In about 1902 a person named Sri Sivaprakasam Pillai met Sri Ramana Maharshi at the Virupaksha cave in Thiruvannamalai and posed his doubts on self realisation. His questions and Ramana Maharshi’s answers (about 28 in number) have been published as the book ‘Who Am I ‘ . These questions and their answers can be read here. I would like to highlight below one question which explains how to practice self inquiry. It may be used as a method to channelize ones thoughts. Here is a photo of Ramana in his young age.


Qn: What is the means for constantly holding on to the thought Who am I ?

Ans: When other thoughts arise, one should not pursue them, but should inquire: ‘To whom do they arise?’ It does not matter how many thoughts arise. As each thought arises, one should inquire with diligence, “To whom has this thought arisen?”. The answer that would emerge would be “To me”. Thereupon if one inquires “Who am I?”, the mind will go back to its source; and the thought that arose will become quiescent. With repeated practice in this manner, the mind will develop the skill to stay in its source. When the mind that is subtle goes out through the brain and the sense-organs, the gross names and forms appear; when it stays in the heart, the names and forms disappear. Not letting the mind go out, but retaining it in the Heart is what is called “inwardness” (antar-mukha). Letting the mind go out of the Heart is known as “externalisation” (bahir-mukha). Thus, when the mind stays in the Heart, the ‘I’ which is the source of all thoughts will go, and the Self which ever exists will shine.
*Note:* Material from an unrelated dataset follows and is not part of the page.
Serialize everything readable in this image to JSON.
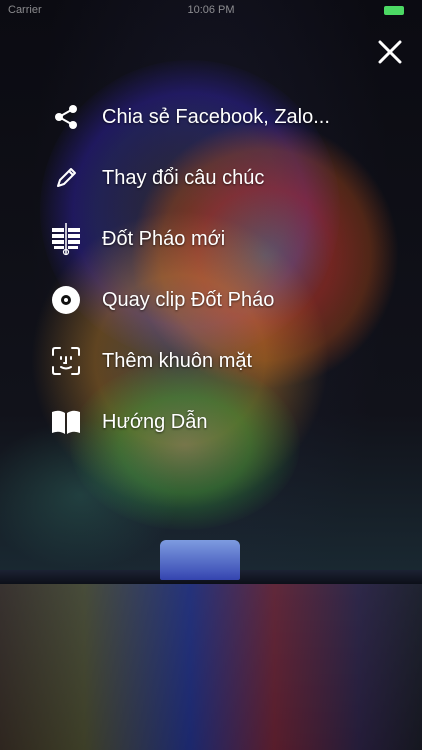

Whatever one does, one should do without the egoity “I”. If one acts in that way, all will appear as of the nature of Siva (God).